PHOTO: Pixabay

Given the opportunity, enclose your balcony with semi-permeable materials such as appropriate meshing for a good balance of openness and privacy. Invisible grille systems work well with more organic balcony shapes too. Alternatively, child-proof netting would be a good choice if you have young children. Consider using similar-looking tiles or finishes that extend from the living room to the balcony for a seamless look.

3. A simple lookout

While tempting to match the quirkiness of the rounded balcony with equally interesting furnishings, consider keeping eye-catching pieces to a minimum. The curvature of the balcony is a feature in itself and this provides much-needed breathing space for it to shine.

READ ALSO: A bachelorette pad that is a psychedelic hideout

Keep the area uncluttered with minimal furniture, while maximising viewing angles provided by the curved design that opens up to the outdoors. Throw in a few potted plants and curate a modest outdoor garden. Pair this with some simple furniture for a relaxing, easy-going lounging experience.

PHOTO: Pixabay

4. Turn into a study area

With an abundance of light and fresh air, and an amazing view, the balcony is the perfect spot to turn into a study area. Opt for a foldable table that could be stowed away when not in use.

Household shelters

In 1996, the inclusion of household shelters in HDBs became mandatory. Even if you are an owner of a resale flat, there is still a high chance that your unit is equipped with one.

As it’s not a structure that can just be removed, the inability to modify the structure of the household shelter has undoubtedly become a pain point for many. This is especially prominent for units where it is positioned awkwardly. Still, there are solutions to maximise this space or at the very least, make them less of an eyesore.

1. Conceal it

Concealing your bomb shelter is probably the go-to solution for many. In a nutshell — out of sight out of mind. However, it is by no means the last resort solution nor a cop-out.

PHOTO: Pixabay

Modern panelling solutions can be rather compact and do not take up that much additional floor space. Additionally, certain designs act as neat accents for space, providing much-needed contrast for some homes.

Louvred panels help to conceal their own door openings and are thus a great choice for a truly seamless look. Consider extending this design language by having the louvres wrap around the ceiling above as well.

Some are done so well, you’d never even know there was a space behind at first glance.

2. Extra storage inside-out

Apart from concealing, seize this opportunity to include practical storage solutions into your panelling.

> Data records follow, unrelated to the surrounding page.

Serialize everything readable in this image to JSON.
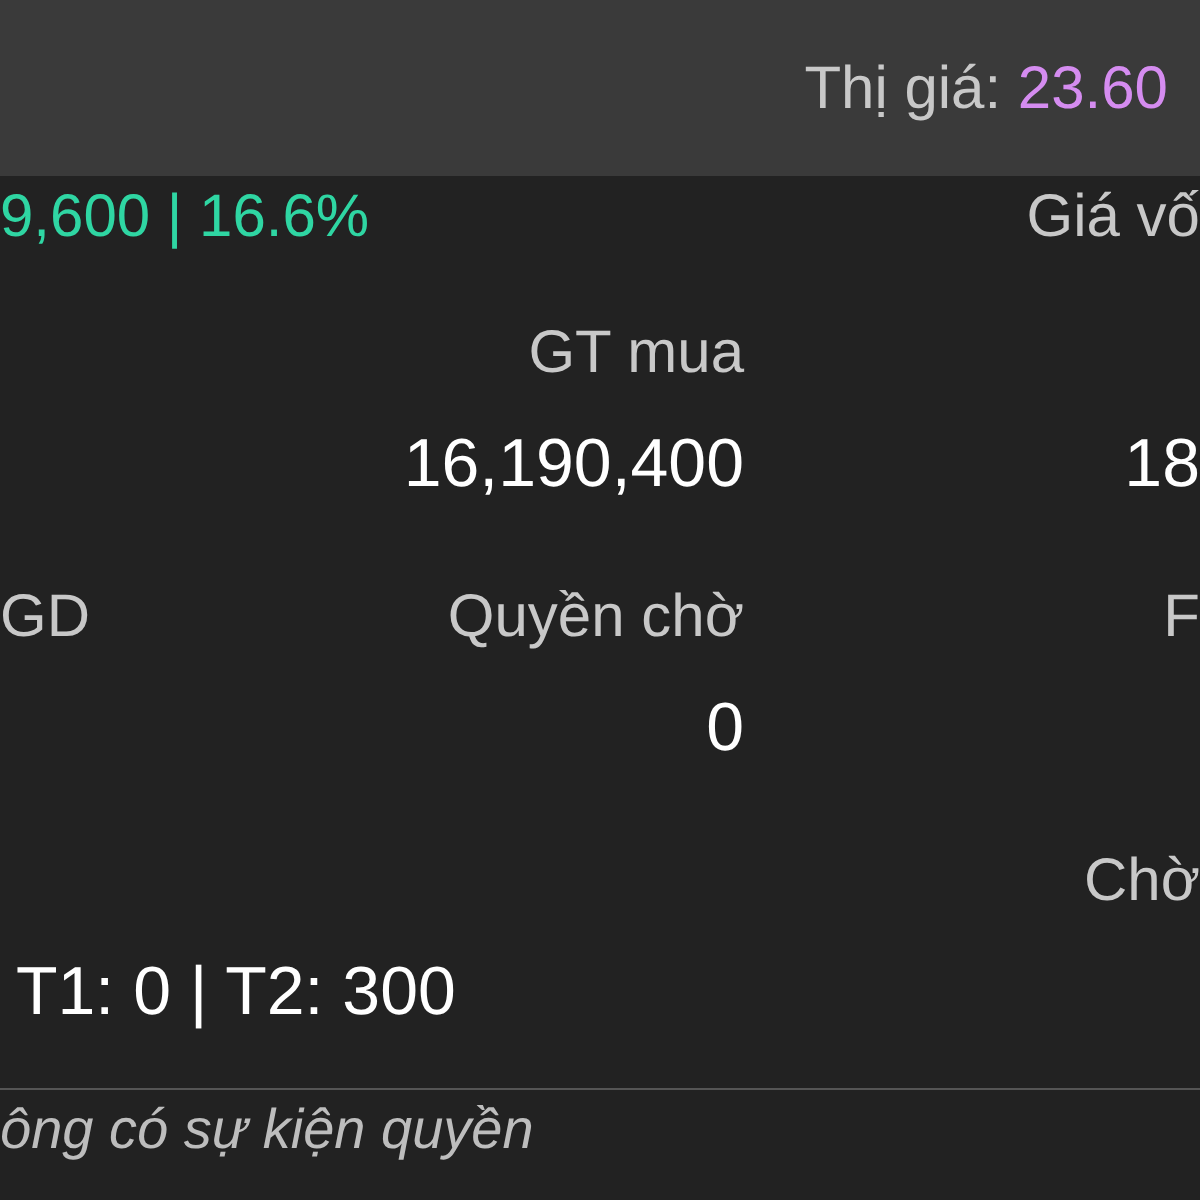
{
  "header": {
    "label": "Thị giá:",
    "value": "23.60"
  },
  "summary": {
    "change": "9,600 | 16.6%",
    "right_label": "Giá vố"
  },
  "rows": [
    {
      "kind": "label",
      "cells": {
        "col2": "GT mua"
      }
    },
    {
      "kind": "value",
      "cells": {
        "col2": "16,190,400",
        "col3": "18"
      }
    },
    {
      "kind": "label",
      "cells": {
        "col1": "GD",
        "col2": "Quyền chờ",
        "col3": "F"
      }
    },
    {
      "kind": "value",
      "cells": {
        "col2": "0"
      }
    },
    {
      "kind": "label",
      "cells": {
        "col3": "Chờ"
      }
    },
    {
      "kind": "value",
      "cells": {
        "col1": "T1: 0 | T2: 300"
      }
    }
  ],
  "footer": {
    "note": "ông có sự kiện quyền"
  }
}
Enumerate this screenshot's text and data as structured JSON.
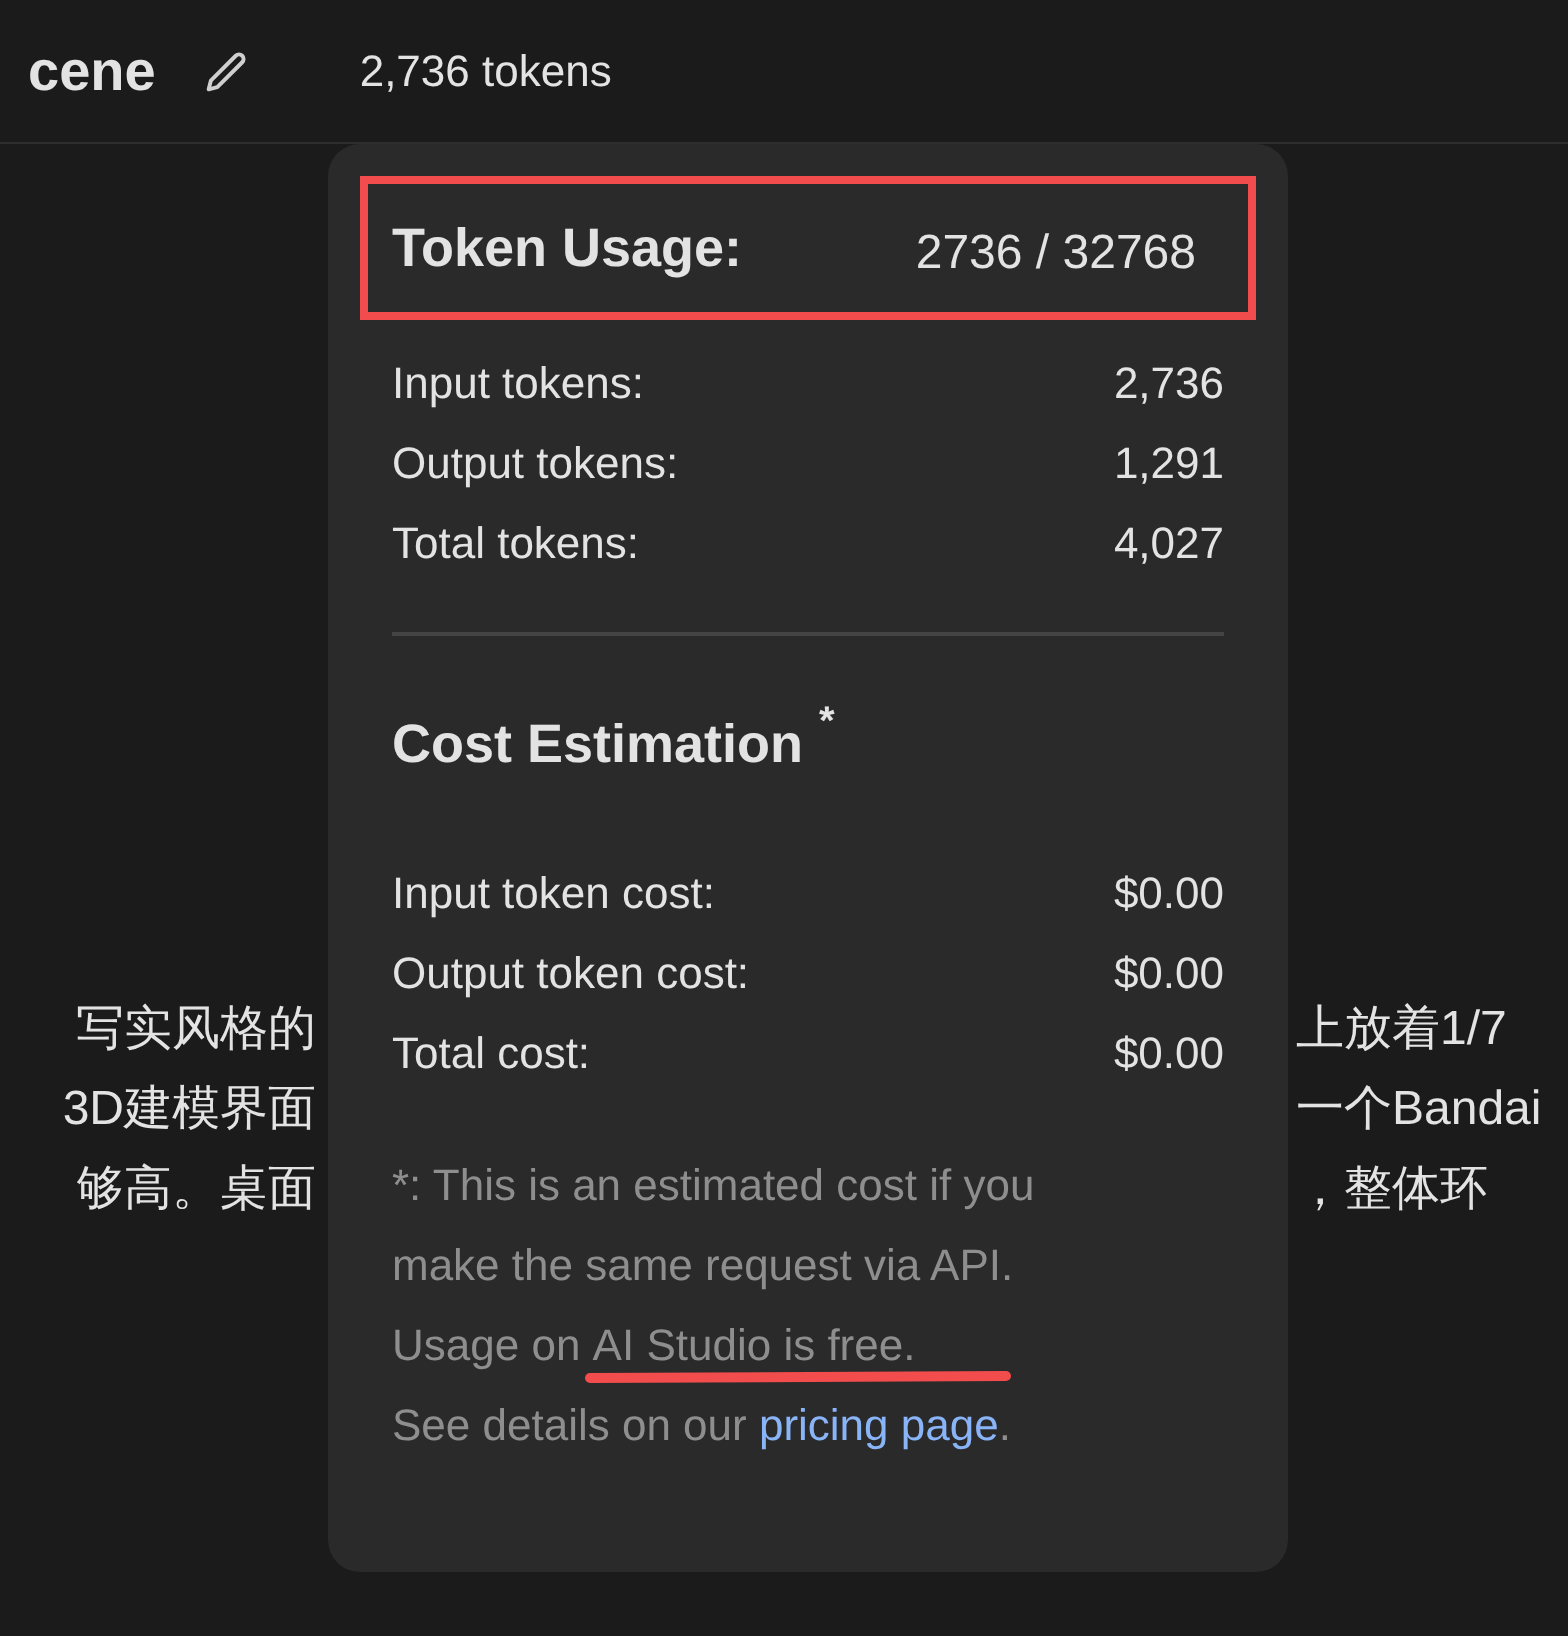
{
  "header": {
    "title": "cene",
    "token_count": "2,736 tokens"
  },
  "prompt_lines": [
    {
      "left": "写实风格的",
      "right": "上放着1/7"
    },
    {
      "left": "3D建模界面",
      "right": "一个Bandai"
    },
    {
      "left": "够高。桌面",
      "right": "，整体环"
    }
  ],
  "popup": {
    "title": "Token Usage:",
    "usage": "2736 / 32768",
    "token_rows": [
      {
        "label": "Input tokens:",
        "value": "2,736"
      },
      {
        "label": "Output tokens:",
        "value": "1,291"
      },
      {
        "label": "Total tokens:",
        "value": "4,027"
      }
    ],
    "cost_title": "Cost Estimation",
    "cost_mark": "*",
    "cost_rows": [
      {
        "label": "Input token cost:",
        "value": "$0.00"
      },
      {
        "label": "Output token cost:",
        "value": "$0.00"
      },
      {
        "label": "Total cost:",
        "value": "$0.00"
      }
    ],
    "note_lines": [
      "*: This is an estimated cost if you",
      "make the same request via API."
    ],
    "note_usage_prefix": "Usage on ",
    "note_usage_highlight": "AI Studio is free.",
    "note_details": "See details on our ",
    "link": "pricing page",
    "link_suffix": "."
  }
}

Take this one step further by curating a built-in storage solution around the bomb shelter for a storage haven inside-out.

Doubling up your panel as a hidden shoe rack is one great option for bomb shelters located near the entrance. For kitchens, a neat spice and condiments rack could do the trick. This makes for efficient use of limited space that is practical and aesthetically pleasing. Moreover, this resolves existing storage needs and does away with the additional effort and space that would otherwise be required.

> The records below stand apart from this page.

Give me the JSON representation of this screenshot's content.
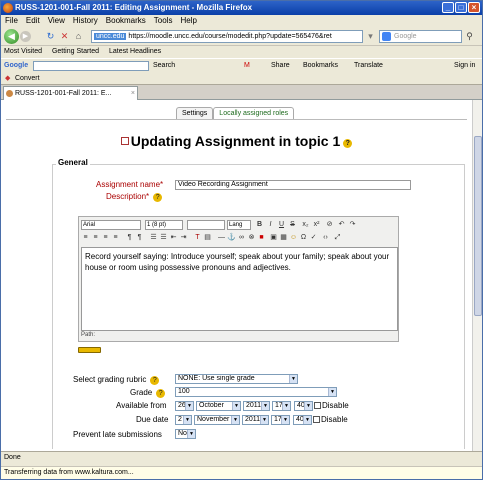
{
  "window": {
    "title": "RUSS-1201-001-Fall 2011: Editing Assignment - Mozilla Firefox"
  },
  "menu": [
    "File",
    "Edit",
    "View",
    "History",
    "Bookmarks",
    "Tools",
    "Help"
  ],
  "nav": {
    "site": "uncc.edu",
    "url": "https://moodle.uncc.edu/course/modedit.php?update=565476&ret",
    "search_placeholder": "Google"
  },
  "bookmarks": [
    "Most Visited",
    "Getting Started",
    "Latest Headlines"
  ],
  "toolbar2": {
    "brand": "Google",
    "search": "Search",
    "share": "Share",
    "bookmarks": "Bookmarks",
    "translate": "Translate",
    "signin": "Sign in"
  },
  "toolbar3": {
    "convert": "Convert"
  },
  "browser_tab": {
    "label": "RUSS-1201-001-Fall 2011: E..."
  },
  "settings_tabs": [
    "Settings",
    "Locally assigned roles"
  ],
  "page": {
    "heading": "Updating Assignment in topic 1",
    "legend": "General",
    "name_label": "Assignment name*",
    "name_value": "Video Recording Assignment",
    "desc_label": "Description*",
    "editor": {
      "font": "Arial",
      "size": "1 (8 pt)",
      "lang": "Lang",
      "text": "Record yourself saying: Introduce yourself; speak about your family; speak about your house or room using possessive pronouns and adjectives.",
      "path": "Path:"
    },
    "grading_label": "Select grading rubric",
    "grading_value": "NONE: Use single grade",
    "grade_label": "Grade",
    "grade_value": "100",
    "available_label": "Available from",
    "available": {
      "day": "26",
      "month": "October",
      "year": "2011",
      "hour": "17",
      "minute": "40"
    },
    "due_label": "Due date",
    "due": {
      "day": "2",
      "month": "November",
      "year": "2011",
      "hour": "17",
      "minute": "40"
    },
    "disable_label": "Disable",
    "late_label": "Prevent late submissions",
    "late_value": "No"
  },
  "status": {
    "done": "Done",
    "message": "Transferring data from www.kaltura.com..."
  }
}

PHOTO: Pixabay

3. A specialised hobby room

Everyone needs a healthy dose of 'me' time and space to engage in their hobbies every now and then. However, a conducive environment is not always easy to come by, especially when the expanse of others are at stake.

If not to engage in, household shelters still make for a compact space to collect and store hobby related items. Photo and video enthusiasts, for example, can consider turning the place into an elaborate equipment cum display room.

On the quieter side of things, a small scale library could just be as desirable for avid readers with an extensive collection. To kickstart your hobby room, opt for flexible shelving solutions that can cater to a variety of needs and work from there.

Quirky but unique

Finding the right property that ticks all the right boxes can sometimes be challenging. Given the state of the property market, it is also rather unrealistic to completely disregard a potential unit just because of some quirks. Instead, consider turning these supposed limitations into unique design opportunities.

READ ALSO: What your home office — healthy, messy or glam — says about your personality

This article was first published in Stackedhomes.